Board members need to be mindful of this potential when they speak about the broader issues surrounding your work. In many personal and professional circles, when they speak, listeners may be hearing more than their individual message. They may also be hearing your organization's message. In most cases, that isn't a massive problem: the board member's personal view and your organizational message are one and the same (though greater consciousness of how they are speaking, when, and with whom will never be inappropriate).
The time will inevitably come when members' views don't dovetail perfectly with organizational messages or board decisions. That's where the challenge arises. Board members have a right to express their personal opinions; that comes with citizenship. What they must take care to do, though, is make it clear in speaking that the opinion expressed is theirs and not necessarily those of the organization.
Board members must represent the organization well and heed the call for one voice once a decision has been made. In an ideal world (from the nonprofit's perspective), board member views and organization messages would be one and the only messages an individual would feel compelled to share with the community. Board members need to remember that, for some people, they never take off the "nonprofit leader" hat. They are always representing the organization.
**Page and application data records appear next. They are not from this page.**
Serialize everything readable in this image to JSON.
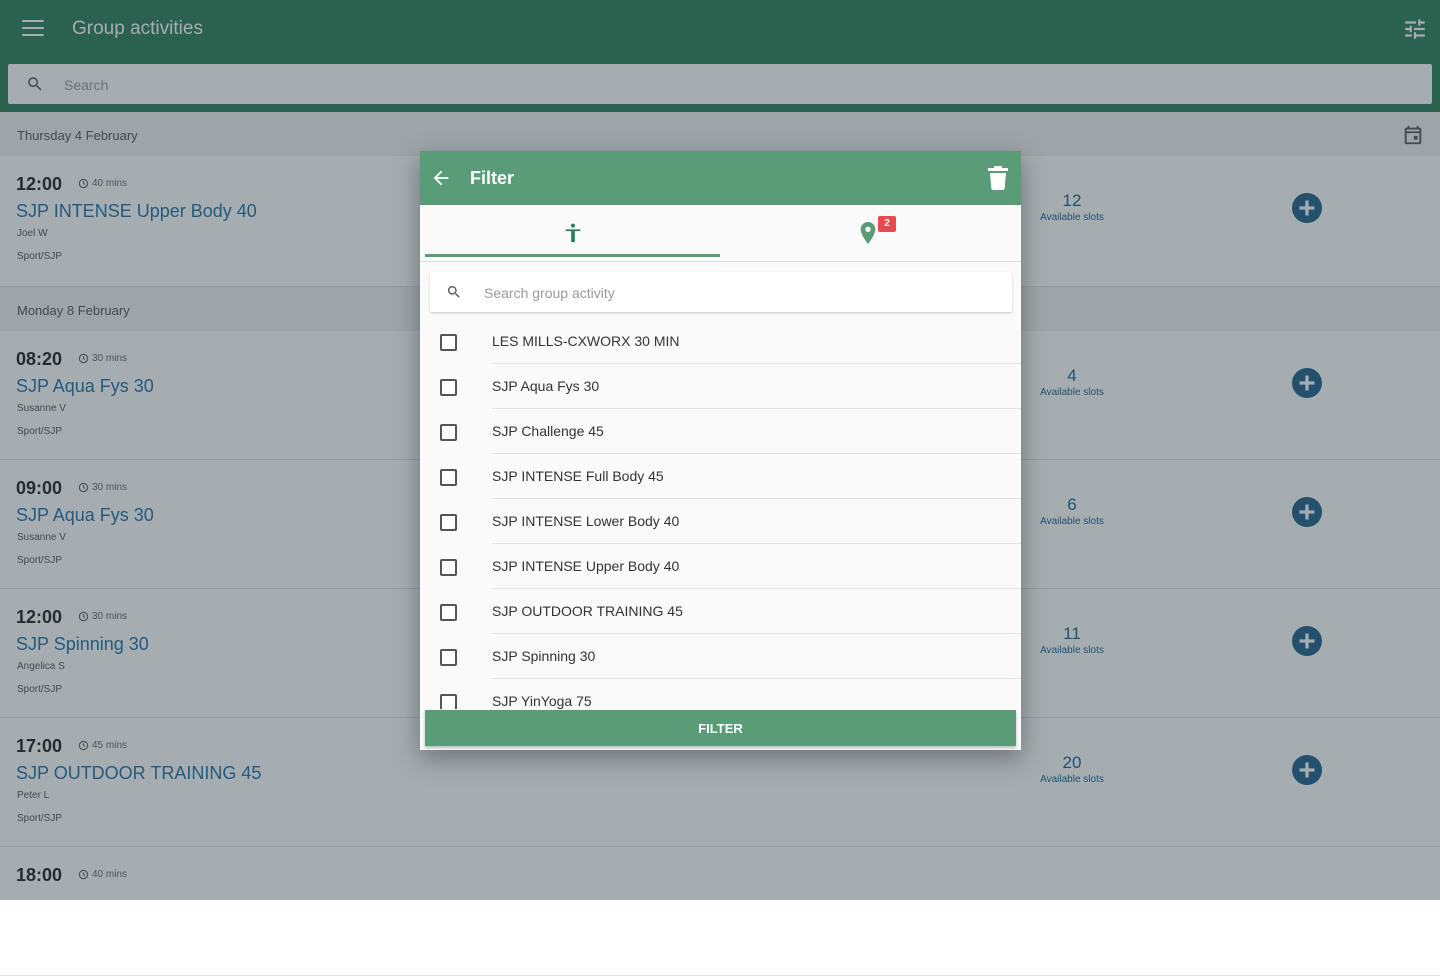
{
  "appbar": {
    "title": "Group activities",
    "color": "#2e7d57"
  },
  "search": {
    "placeholder": "Search"
  },
  "list": {
    "groups": [
      {
        "date": "Thursday 4 February",
        "items": [
          {
            "time": "12:00",
            "duration": "40 mins",
            "name": "SJP INTENSE Upper Body 40",
            "instructor": "Joel W",
            "location": "Sport/SJP",
            "slots": "12",
            "slots_label": "Available slots"
          }
        ]
      },
      {
        "date": "Monday 8 February",
        "items": [
          {
            "time": "08:20",
            "duration": "30 mins",
            "name": "SJP Aqua Fys 30",
            "instructor": "Susanne V",
            "location": "Sport/SJP",
            "slots": "4",
            "slots_label": "Available slots"
          },
          {
            "time": "09:00",
            "duration": "30 mins",
            "name": "SJP Aqua Fys 30",
            "instructor": "Susanne V",
            "location": "Sport/SJP",
            "slots": "6",
            "slots_label": "Available slots"
          },
          {
            "time": "12:00",
            "duration": "30 mins",
            "name": "SJP Spinning 30",
            "instructor": "Angelica S",
            "location": "Sport/SJP",
            "slots": "11",
            "slots_label": "Available slots"
          },
          {
            "time": "17:00",
            "duration": "45 mins",
            "name": "SJP OUTDOOR TRAINING 45",
            "instructor": "Peter L",
            "location": "Sport/SJP",
            "slots": "20",
            "slots_label": "Available slots"
          },
          {
            "time": "18:00",
            "duration": "40 mins",
            "name": "",
            "instructor": "",
            "location": "",
            "slots": "",
            "slots_label": ""
          }
        ]
      }
    ]
  },
  "dialog": {
    "title": "Filter",
    "header_color": "#5a9c77",
    "tabs": [
      {
        "icon": "activity-icon",
        "active": true
      },
      {
        "icon": "location-pin-icon",
        "badge": "2"
      }
    ],
    "search_placeholder": "Search group activity",
    "options": [
      "LES MILLS-CXWORX 30 MIN",
      "SJP Aqua Fys 30",
      "SJP Challenge 45",
      "SJP INTENSE Full Body 45",
      "SJP INTENSE Lower Body 40",
      "SJP INTENSE Upper Body 40",
      "SJP OUTDOOR TRAINING 45",
      "SJP Spinning 30",
      "SJP YinYoga 75"
    ],
    "filter_label": "FILTER"
  }
}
Board members, if you find yourself in this situation, stop, acknowledge where where you are and with whom you are speaking, and decide whether what you are about to say will help or hurt your organization's mission. If simply not speaking isn't an acceptable Plan B (and, please, think long and hard before rejecting that option. Really.), you have an obligation to clarify that the opinions shared are yours and yours alone. You are not speaking as a representative of your nonprofit.
If you're like me, you want to believe that this scenario is so rare that your board will never encounter it. But, as the board last week reminded me, it's not impossible. It need not even involve a particularly radical or controversial kind of situation to create the potential for trouble. (The example they shared would absolutely be a somewhat common occurrence for many community boards.)
My counsel is this: Have this discussion - regularly - with your board. Talk about the importance of respecting the group's decisions. Debate that stretches thinking and leads to thoughtful and considered decisions is healthy. But once a decision is made, it's made. The group speaks with one voice. Second message I would discuss with the group would be the importance of remembering and respecting their ongoing role as organizational spokespersons. Attention to the continuous nature of that ambassadorial role will help encourage them to be mindful of what they are communicating, where and with whom.